**Work instructions**
Provide an exact reproduction of every entry.

(Dataset rows describing interfaces)
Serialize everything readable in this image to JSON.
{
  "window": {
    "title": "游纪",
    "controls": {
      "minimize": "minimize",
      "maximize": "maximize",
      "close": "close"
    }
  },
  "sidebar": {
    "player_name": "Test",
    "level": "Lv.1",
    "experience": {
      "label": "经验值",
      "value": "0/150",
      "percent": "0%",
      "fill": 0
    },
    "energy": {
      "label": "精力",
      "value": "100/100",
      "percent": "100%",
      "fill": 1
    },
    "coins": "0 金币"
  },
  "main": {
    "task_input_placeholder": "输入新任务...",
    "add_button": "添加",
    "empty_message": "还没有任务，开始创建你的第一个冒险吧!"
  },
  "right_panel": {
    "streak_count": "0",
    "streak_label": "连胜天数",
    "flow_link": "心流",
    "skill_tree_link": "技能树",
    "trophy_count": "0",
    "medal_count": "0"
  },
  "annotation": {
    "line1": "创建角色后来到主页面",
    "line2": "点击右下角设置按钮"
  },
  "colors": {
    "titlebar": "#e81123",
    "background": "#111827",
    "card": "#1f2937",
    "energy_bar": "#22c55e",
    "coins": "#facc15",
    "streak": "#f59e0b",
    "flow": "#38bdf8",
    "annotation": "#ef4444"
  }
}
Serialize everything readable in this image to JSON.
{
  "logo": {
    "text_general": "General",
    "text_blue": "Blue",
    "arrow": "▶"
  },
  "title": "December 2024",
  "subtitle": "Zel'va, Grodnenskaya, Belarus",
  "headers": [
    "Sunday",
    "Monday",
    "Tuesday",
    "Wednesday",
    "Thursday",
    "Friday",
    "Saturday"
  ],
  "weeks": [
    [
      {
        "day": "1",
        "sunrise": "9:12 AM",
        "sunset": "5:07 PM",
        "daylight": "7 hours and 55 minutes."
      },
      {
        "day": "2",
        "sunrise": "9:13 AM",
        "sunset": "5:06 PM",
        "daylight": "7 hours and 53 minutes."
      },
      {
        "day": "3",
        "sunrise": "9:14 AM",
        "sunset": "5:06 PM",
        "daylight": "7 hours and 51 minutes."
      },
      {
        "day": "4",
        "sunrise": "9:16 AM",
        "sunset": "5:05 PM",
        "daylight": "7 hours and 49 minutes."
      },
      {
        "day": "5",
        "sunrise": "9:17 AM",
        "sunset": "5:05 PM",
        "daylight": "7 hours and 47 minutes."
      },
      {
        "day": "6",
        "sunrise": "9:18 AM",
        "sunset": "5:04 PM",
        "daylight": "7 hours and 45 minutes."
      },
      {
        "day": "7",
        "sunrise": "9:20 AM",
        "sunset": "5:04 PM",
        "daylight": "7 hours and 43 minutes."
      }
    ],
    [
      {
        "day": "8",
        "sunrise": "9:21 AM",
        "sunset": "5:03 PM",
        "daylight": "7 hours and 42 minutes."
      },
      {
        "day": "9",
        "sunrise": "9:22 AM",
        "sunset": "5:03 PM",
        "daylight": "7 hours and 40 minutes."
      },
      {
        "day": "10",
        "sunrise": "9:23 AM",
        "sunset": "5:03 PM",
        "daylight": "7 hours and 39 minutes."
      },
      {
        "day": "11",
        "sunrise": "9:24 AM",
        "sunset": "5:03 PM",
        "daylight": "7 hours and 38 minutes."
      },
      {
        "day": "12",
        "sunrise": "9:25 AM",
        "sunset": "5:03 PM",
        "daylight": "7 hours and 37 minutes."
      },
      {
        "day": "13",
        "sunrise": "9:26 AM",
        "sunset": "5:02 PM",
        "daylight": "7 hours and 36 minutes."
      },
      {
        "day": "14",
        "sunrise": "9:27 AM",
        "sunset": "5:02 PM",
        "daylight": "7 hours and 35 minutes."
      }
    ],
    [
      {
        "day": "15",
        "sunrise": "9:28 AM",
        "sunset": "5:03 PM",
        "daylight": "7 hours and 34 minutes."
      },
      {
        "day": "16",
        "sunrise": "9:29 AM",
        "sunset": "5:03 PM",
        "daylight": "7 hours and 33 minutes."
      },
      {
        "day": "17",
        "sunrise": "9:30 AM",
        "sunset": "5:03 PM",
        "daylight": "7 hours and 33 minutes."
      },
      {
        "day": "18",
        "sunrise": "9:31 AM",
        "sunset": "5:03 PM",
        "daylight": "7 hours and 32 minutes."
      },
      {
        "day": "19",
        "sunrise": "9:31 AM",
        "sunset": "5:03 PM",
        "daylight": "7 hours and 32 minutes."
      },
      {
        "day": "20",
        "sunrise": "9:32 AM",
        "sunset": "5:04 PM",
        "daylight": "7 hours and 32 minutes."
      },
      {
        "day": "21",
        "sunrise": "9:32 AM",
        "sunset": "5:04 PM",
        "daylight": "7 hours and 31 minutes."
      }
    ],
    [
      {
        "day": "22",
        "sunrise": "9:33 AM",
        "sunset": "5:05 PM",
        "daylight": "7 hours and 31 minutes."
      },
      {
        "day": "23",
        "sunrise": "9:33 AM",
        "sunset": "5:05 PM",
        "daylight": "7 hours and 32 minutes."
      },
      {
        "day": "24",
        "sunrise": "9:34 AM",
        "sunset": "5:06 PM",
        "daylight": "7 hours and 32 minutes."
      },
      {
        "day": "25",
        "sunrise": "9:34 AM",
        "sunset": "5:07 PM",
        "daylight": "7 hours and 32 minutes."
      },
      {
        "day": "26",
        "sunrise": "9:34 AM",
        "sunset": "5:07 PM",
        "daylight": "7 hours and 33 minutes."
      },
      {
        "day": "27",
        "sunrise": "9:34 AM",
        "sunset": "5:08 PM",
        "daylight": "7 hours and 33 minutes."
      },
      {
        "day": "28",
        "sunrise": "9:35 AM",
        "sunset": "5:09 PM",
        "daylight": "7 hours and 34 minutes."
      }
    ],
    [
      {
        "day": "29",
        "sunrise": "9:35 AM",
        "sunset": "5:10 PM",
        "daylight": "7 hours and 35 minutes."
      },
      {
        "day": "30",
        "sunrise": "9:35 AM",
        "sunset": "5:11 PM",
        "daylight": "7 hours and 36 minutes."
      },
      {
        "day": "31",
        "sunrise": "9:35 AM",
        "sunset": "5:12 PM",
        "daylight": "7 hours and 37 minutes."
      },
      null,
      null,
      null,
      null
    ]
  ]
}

**Solution**
Serialize everything readable in this image to JSON.
{
  "window": {
    "title": "游纪",
    "controls": {
      "minimize": "minimize",
      "maximize": "maximize",
      "close": "close"
    }
  },
  "sidebar": {
    "player_name": "Test",
    "level": "Lv.1",
    "experience": {
      "label": "经验值",
      "value": "0/150",
      "percent": "0%",
      "fill": 0
    },
    "energy": {
      "label": "精力",
      "value": "100/100",
      "percent": "100%",
      "fill": 1
    },
    "coins": "0 金币"
  },
  "main": {
    "task_input_placeholder": "输入新任务...",
    "add_button": "添加",
    "empty_message": "还没有任务，开始创建你的第一个冒险吧!"
  },
  "right_panel": {
    "streak_count": "0",
    "streak_label": "连胜天数",
    "flow_link": "心流",
    "skill_tree_link": "技能树",
    "trophy_count": "0",
    "medal_count": "0"
  },
  "annotation": {
    "line1": "创建角色后来到主页面",
    "line2": "点击右下角设置按钮"
  },
  "colors": {
    "titlebar": "#e81123",
    "background": "#111827",
    "card": "#1f2937",
    "energy_bar": "#22c55e",
    "coins": "#facc15",
    "streak": "#f59e0b",
    "flow": "#38bdf8",
    "annotation": "#ef4444"
  }
}
Serialize everything readable in this image to JSON.
{
  "logo": {
    "text_general": "General",
    "text_blue": "Blue",
    "arrow": "▶"
  },
  "title": "December 2024",
  "subtitle": "Zel'va, Grodnenskaya, Belarus",
  "headers": [
    "Sunday",
    "Monday",
    "Tuesday",
    "Wednesday",
    "Thursday",
    "Friday",
    "Saturday"
  ],
  "weeks": [
    [
      {
        "day": "1",
        "sunrise": "9:12 AM",
        "sunset": "5:07 PM",
        "daylight": "7 hours and 55 minutes."
      },
      {
        "day": "2",
        "sunrise": "9:13 AM",
        "sunset": "5:06 PM",
        "daylight": "7 hours and 53 minutes."
      },
      {
        "day": "3",
        "sunrise": "9:14 AM",
        "sunset": "5:06 PM",
        "daylight": "7 hours and 51 minutes."
      },
      {
        "day": "4",
        "sunrise": "9:16 AM",
        "sunset": "5:05 PM",
        "daylight": "7 hours and 49 minutes."
      },
      {
        "day": "5",
        "sunrise": "9:17 AM",
        "sunset": "5:05 PM",
        "daylight": "7 hours and 47 minutes."
      },
      {
        "day": "6",
        "sunrise": "9:18 AM",
        "sunset": "5:04 PM",
        "daylight": "7 hours and 45 minutes."
      },
      {
        "day": "7",
        "sunrise": "9:20 AM",
        "sunset": "5:04 PM",
        "daylight": "7 hours and 43 minutes."
      }
    ],
    [
      {
        "day": "8",
        "sunrise": "9:21 AM",
        "sunset": "5:03 PM",
        "daylight": "7 hours and 42 minutes."
      },
      {
        "day": "9",
        "sunrise": "9:22 AM",
        "sunset": "5:03 PM",
        "daylight": "7 hours and 40 minutes."
      },
      {
        "day": "10",
        "sunrise": "9:23 AM",
        "sunset": "5:03 PM",
        "daylight": "7 hours and 39 minutes."
      },
      {
        "day": "11",
        "sunrise": "9:24 AM",
        "sunset": "5:03 PM",
        "daylight": "7 hours and 38 minutes."
      },
      {
        "day": "12",
        "sunrise": "9:25 AM",
        "sunset": "5:03 PM",
        "daylight": "7 hours and 37 minutes."
      },
      {
        "day": "13",
        "sunrise": "9:26 AM",
        "sunset": "5:02 PM",
        "daylight": "7 hours and 36 minutes."
      },
      {
        "day": "14",
        "sunrise": "9:27 AM",
        "sunset": "5:02 PM",
        "daylight": "7 hours and 35 minutes."
      }
    ],
    [
      {
        "day": "15",
        "sunrise": "9:28 AM",
        "sunset": "5:03 PM",
        "daylight": "7 hours and 34 minutes."
      },
      {
        "day": "16",
        "sunrise": "9:29 AM",
        "sunset": "5:03 PM",
        "daylight": "7 hours and 33 minutes."
      },
      {
        "day": "17",
        "sunrise": "9:30 AM",
        "sunset": "5:03 PM",
        "daylight": "7 hours and 33 minutes."
      },
      {
        "day": "18",
        "sunrise": "9:31 AM",
        "sunset": "5:03 PM",
        "daylight": "7 hours and 32 minutes."
      },
      {
        "day": "19",
        "sunrise": "9:31 AM",
        "sunset": "5:03 PM",
        "daylight": "7 hours and 32 minutes."
      },
      {
        "day": "20",
        "sunrise": "9:32 AM",
        "sunset": "5:04 PM",
        "daylight": "7 hours and 32 minutes."
      },
      {
        "day": "21",
        "sunrise": "9:32 AM",
        "sunset": "5:04 PM",
        "daylight": "7 hours and 31 minutes."
      }
    ],
    [
      {
        "day": "22",
        "sunrise": "9:33 AM",
        "sunset": "5:05 PM",
        "daylight": "7 hours and 31 minutes."
      },
      {
        "day": "23",
        "sunrise": "9:33 AM",
        "sunset": "5:05 PM",
        "daylight": "7 hours and 32 minutes."
      },
      {
        "day": "24",
        "sunrise": "9:34 AM",
        "sunset": "5:06 PM",
        "daylight": "7 hours and 32 minutes."
      },
      {
        "day": "25",
        "sunrise": "9:34 AM",
        "sunset": "5:07 PM",
        "daylight": "7 hours and 32 minutes."
      },
      {
        "day": "26",
        "sunrise": "9:34 AM",
        "sunset": "5:07 PM",
        "daylight": "7 hours and 33 minutes."
      },
      {
        "day": "27",
        "sunrise": "9:34 AM",
        "sunset": "5:08 PM",
        "daylight": "7 hours and 33 minutes."
      },
      {
        "day": "28",
        "sunrise": "9:35 AM",
        "sunset": "5:09 PM",
        "daylight": "7 hours and 34 minutes."
      }
    ],
    [
      {
        "day": "29",
        "sunrise": "9:35 AM",
        "sunset": "5:10 PM",
        "daylight": "7 hours and 35 minutes."
      },
      {
        "day": "30",
        "sunrise": "9:35 AM",
        "sunset": "5:11 PM",
        "daylight": "7 hours and 36 minutes."
      },
      {
        "day": "31",
        "sunrise": "9:35 AM",
        "sunset": "5:12 PM",
        "daylight": "7 hours and 37 minutes."
      },
      null,
      null,
      null,
      null
    ]
  ]
}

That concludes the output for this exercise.